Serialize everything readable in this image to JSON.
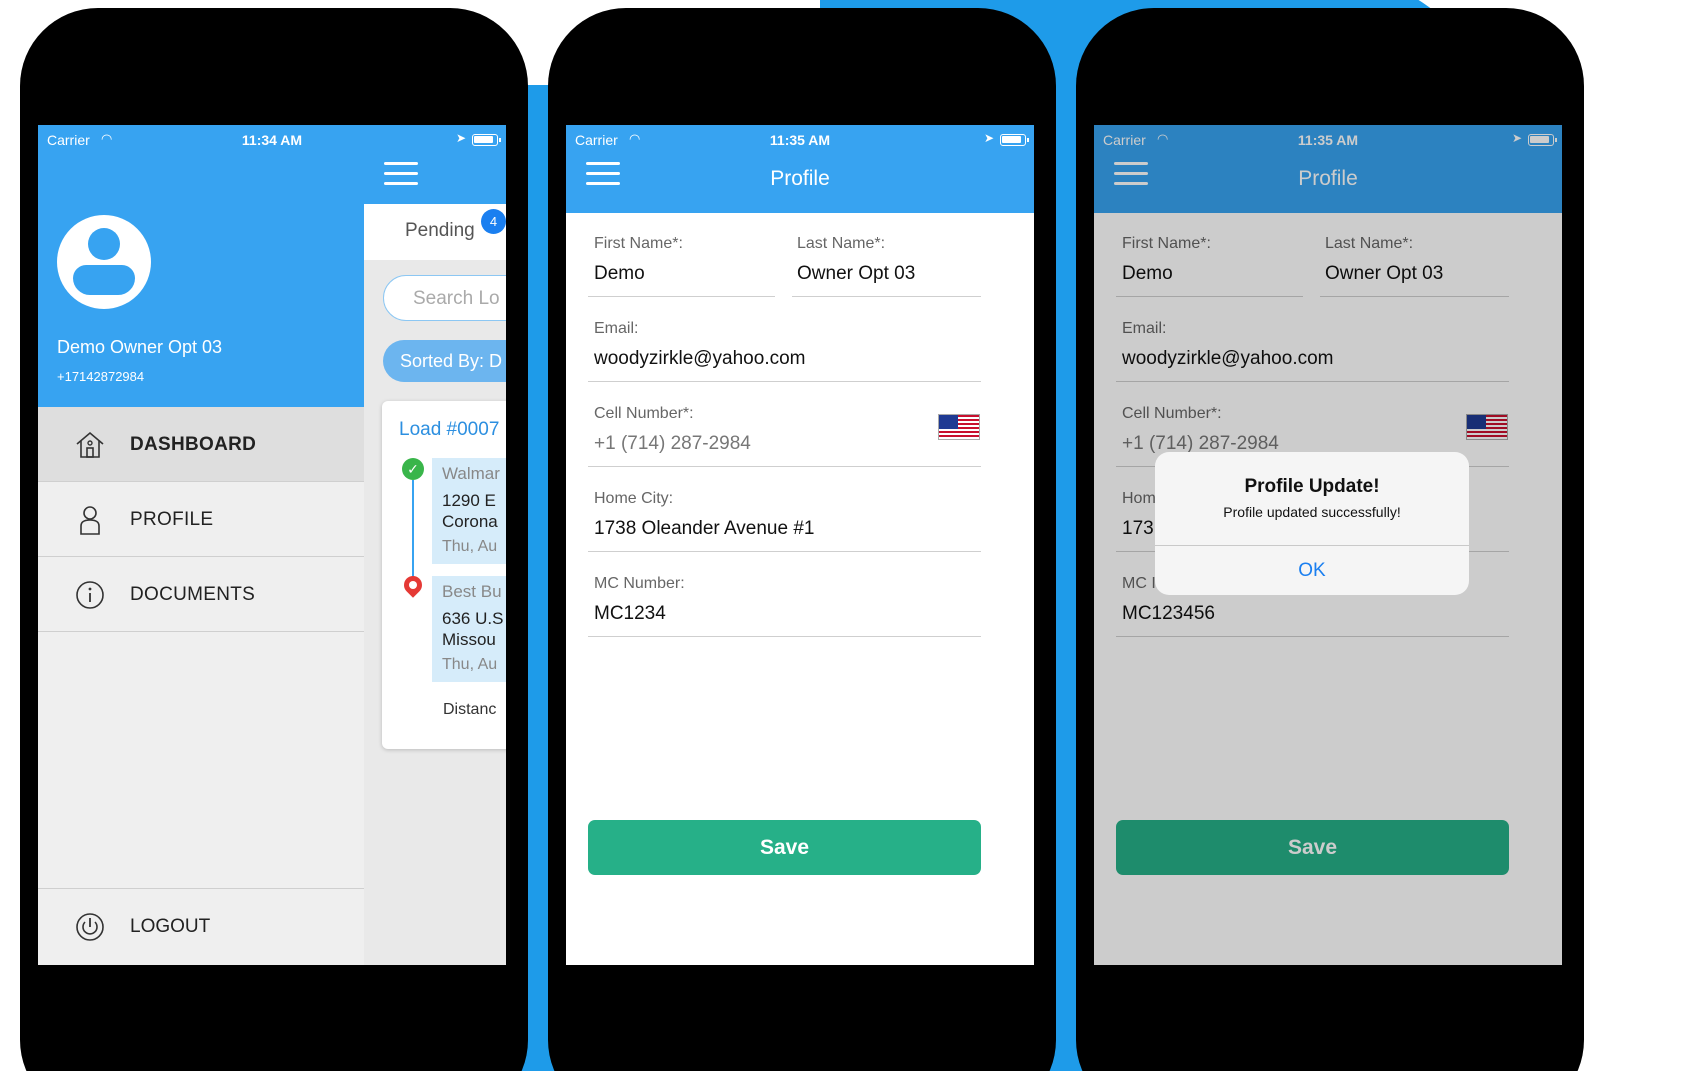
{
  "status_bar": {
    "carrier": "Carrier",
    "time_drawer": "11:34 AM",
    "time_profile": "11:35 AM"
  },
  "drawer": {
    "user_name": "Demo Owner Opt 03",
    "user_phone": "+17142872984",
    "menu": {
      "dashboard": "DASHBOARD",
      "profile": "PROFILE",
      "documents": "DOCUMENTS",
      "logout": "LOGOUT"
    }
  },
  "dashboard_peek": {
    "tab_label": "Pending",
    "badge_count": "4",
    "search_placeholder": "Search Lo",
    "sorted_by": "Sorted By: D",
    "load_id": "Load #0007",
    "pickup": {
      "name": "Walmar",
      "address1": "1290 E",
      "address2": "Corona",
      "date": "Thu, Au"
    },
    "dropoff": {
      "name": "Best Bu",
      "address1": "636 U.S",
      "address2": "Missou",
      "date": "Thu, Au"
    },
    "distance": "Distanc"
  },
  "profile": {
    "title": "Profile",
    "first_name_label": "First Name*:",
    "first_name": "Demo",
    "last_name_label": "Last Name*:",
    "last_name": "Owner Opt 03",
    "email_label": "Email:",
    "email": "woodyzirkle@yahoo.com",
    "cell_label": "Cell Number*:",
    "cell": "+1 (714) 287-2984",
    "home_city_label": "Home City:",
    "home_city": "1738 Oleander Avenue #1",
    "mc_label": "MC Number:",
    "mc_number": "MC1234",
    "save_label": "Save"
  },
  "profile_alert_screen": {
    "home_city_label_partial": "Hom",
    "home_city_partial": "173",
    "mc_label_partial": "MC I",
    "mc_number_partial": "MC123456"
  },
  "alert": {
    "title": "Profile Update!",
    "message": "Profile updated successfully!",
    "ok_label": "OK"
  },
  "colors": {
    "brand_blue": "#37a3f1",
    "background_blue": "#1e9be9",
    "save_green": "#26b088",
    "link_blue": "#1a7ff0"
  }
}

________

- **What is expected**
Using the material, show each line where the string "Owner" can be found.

- **Reply to the exercise**
    "user_name": "Demo Owner Opt 03",
    "last_name": "Owner Opt 03",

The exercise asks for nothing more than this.